---------- Task data
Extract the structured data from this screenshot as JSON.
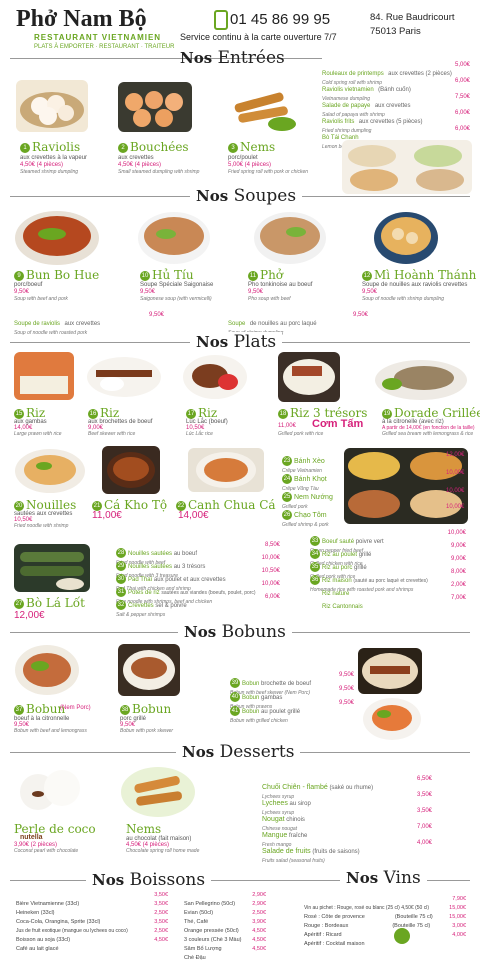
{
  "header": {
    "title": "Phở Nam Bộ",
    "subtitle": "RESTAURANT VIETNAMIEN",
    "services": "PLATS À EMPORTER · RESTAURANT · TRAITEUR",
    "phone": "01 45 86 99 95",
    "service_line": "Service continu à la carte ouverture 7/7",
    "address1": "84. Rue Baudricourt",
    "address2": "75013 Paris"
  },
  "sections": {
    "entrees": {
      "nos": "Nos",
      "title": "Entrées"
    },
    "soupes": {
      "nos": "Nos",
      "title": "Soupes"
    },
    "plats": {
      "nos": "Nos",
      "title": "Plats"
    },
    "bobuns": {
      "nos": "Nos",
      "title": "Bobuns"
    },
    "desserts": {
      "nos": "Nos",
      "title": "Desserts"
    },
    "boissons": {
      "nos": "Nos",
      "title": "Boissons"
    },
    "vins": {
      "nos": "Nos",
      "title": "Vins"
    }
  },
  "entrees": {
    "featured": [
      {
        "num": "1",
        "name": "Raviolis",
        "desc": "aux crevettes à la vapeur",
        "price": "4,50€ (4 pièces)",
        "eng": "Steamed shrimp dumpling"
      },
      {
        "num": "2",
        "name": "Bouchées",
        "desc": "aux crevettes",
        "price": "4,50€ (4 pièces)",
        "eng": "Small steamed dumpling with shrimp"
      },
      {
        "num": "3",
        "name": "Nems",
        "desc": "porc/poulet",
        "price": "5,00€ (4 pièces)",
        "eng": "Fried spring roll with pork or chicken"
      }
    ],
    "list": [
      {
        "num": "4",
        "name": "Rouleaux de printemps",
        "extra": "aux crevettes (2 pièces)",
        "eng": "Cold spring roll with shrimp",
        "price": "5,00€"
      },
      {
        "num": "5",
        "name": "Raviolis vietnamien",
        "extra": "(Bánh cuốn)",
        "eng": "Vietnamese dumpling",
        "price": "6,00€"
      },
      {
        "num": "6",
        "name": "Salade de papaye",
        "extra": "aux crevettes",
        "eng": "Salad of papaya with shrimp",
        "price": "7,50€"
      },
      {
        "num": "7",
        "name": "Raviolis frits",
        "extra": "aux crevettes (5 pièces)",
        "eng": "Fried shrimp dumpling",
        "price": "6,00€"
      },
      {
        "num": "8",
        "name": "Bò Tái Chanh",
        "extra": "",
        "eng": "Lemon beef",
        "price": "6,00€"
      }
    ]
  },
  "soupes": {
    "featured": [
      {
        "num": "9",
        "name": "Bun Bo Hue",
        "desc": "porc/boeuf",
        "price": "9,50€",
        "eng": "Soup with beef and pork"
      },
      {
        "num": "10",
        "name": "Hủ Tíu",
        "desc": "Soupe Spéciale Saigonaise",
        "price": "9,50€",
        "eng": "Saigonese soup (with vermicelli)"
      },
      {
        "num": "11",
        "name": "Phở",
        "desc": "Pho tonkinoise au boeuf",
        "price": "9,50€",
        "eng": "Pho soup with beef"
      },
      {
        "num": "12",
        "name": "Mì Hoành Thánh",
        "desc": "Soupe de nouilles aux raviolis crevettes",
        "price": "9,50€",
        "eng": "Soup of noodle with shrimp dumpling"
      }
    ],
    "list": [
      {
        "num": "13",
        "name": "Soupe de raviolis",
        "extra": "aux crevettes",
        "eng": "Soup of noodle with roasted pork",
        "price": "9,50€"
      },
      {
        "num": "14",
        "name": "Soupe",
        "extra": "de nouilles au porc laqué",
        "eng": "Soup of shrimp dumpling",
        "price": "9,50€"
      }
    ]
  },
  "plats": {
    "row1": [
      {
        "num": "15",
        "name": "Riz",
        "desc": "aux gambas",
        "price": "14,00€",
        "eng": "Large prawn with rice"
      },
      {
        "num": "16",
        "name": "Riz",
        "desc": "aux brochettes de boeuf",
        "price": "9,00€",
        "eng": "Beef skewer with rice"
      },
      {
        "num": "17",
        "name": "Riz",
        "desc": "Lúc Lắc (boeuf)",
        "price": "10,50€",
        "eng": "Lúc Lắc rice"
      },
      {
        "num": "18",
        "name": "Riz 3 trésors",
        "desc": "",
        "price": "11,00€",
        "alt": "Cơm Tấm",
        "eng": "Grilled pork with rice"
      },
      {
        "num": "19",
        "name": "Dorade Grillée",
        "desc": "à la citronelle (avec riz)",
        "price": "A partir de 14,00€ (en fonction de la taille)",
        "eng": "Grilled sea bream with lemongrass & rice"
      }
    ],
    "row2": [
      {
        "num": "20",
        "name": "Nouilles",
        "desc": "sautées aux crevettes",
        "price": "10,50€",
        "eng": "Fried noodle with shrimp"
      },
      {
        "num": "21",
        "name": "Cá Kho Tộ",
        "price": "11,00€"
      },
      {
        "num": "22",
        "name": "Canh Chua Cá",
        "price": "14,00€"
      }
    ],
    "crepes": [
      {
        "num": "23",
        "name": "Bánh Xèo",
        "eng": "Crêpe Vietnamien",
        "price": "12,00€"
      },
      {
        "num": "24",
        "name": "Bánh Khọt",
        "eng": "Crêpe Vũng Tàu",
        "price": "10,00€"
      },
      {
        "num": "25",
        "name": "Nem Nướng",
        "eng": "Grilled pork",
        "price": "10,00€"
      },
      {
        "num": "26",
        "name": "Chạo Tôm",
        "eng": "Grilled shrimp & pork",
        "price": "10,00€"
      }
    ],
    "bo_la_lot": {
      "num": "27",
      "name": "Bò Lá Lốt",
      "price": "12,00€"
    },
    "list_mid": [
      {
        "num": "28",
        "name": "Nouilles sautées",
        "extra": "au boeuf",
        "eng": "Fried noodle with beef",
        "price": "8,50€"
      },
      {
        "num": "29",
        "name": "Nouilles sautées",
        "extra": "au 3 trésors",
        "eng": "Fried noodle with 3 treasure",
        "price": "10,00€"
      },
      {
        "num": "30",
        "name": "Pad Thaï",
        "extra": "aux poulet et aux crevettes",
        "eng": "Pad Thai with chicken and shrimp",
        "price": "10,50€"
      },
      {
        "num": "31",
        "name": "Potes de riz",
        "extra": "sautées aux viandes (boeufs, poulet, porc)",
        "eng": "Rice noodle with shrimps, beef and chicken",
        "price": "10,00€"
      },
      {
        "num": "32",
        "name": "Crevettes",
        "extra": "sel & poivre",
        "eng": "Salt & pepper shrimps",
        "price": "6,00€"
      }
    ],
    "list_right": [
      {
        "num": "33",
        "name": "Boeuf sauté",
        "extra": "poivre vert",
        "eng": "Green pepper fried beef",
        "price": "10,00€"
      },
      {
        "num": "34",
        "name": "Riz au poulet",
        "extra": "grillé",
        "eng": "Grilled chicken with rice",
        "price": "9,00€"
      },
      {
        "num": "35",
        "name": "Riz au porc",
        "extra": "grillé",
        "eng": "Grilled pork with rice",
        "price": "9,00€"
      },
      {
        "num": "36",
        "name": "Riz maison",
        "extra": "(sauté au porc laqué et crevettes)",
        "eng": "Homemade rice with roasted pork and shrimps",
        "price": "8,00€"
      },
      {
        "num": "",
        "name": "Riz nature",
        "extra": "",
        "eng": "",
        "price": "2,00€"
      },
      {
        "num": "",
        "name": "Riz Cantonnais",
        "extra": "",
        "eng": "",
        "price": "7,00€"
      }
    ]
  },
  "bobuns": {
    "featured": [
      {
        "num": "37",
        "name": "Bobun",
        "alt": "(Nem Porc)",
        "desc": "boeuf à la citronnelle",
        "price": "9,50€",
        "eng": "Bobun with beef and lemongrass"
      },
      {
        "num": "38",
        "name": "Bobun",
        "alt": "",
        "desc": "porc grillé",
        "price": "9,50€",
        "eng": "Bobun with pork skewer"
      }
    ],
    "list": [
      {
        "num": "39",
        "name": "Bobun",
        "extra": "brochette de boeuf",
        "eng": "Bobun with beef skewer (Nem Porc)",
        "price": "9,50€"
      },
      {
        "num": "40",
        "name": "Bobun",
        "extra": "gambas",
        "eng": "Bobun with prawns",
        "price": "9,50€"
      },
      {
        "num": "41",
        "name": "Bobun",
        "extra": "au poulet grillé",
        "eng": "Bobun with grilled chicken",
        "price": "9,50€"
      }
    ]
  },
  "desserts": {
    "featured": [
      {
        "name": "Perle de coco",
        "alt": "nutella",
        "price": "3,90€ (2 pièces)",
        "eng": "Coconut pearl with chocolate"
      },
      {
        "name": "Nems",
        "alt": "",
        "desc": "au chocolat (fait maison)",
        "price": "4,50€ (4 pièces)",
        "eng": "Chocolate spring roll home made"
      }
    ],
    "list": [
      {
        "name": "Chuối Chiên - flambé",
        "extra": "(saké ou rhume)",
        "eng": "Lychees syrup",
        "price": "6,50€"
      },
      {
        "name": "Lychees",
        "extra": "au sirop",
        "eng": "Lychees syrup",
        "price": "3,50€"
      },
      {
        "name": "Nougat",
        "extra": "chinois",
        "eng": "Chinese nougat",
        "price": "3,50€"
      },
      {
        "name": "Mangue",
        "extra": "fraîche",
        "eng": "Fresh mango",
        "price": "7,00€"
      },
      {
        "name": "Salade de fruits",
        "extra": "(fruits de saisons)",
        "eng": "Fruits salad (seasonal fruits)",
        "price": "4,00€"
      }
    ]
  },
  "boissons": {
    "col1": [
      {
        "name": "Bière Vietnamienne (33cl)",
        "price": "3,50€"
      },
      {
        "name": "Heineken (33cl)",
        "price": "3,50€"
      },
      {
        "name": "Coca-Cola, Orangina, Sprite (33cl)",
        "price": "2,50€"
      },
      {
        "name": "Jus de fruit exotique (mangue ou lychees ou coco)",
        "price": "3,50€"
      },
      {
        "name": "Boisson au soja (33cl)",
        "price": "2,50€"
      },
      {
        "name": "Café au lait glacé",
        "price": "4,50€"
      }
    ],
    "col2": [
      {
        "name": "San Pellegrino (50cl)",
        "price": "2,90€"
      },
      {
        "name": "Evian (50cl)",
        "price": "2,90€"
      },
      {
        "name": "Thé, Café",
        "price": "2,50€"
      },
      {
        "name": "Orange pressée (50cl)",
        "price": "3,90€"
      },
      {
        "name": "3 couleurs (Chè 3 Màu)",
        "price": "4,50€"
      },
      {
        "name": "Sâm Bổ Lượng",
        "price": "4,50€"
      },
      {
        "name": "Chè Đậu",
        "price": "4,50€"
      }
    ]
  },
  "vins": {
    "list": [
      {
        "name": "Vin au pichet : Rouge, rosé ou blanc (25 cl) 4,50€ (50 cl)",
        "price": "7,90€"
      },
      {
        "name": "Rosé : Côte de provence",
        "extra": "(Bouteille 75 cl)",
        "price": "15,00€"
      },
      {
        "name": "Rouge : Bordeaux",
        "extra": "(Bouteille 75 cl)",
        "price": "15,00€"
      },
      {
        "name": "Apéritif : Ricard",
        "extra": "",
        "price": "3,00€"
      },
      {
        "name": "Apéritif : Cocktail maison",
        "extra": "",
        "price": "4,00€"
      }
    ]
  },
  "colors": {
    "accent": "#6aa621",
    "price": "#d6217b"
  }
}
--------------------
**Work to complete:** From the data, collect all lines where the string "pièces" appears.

**Your solution:**
        "price": "4,50€ (4 pièces)",
        "price": "4,50€ (4 pièces)",
        "price": "5,00€ (4 pièces)",
        "extra": "aux crevettes (2 pièces)",
        "extra": "aux crevettes (5 pièces)",
        "price": "3,90€ (2 pièces)",
        "price": "4,50€ (4 pièces)",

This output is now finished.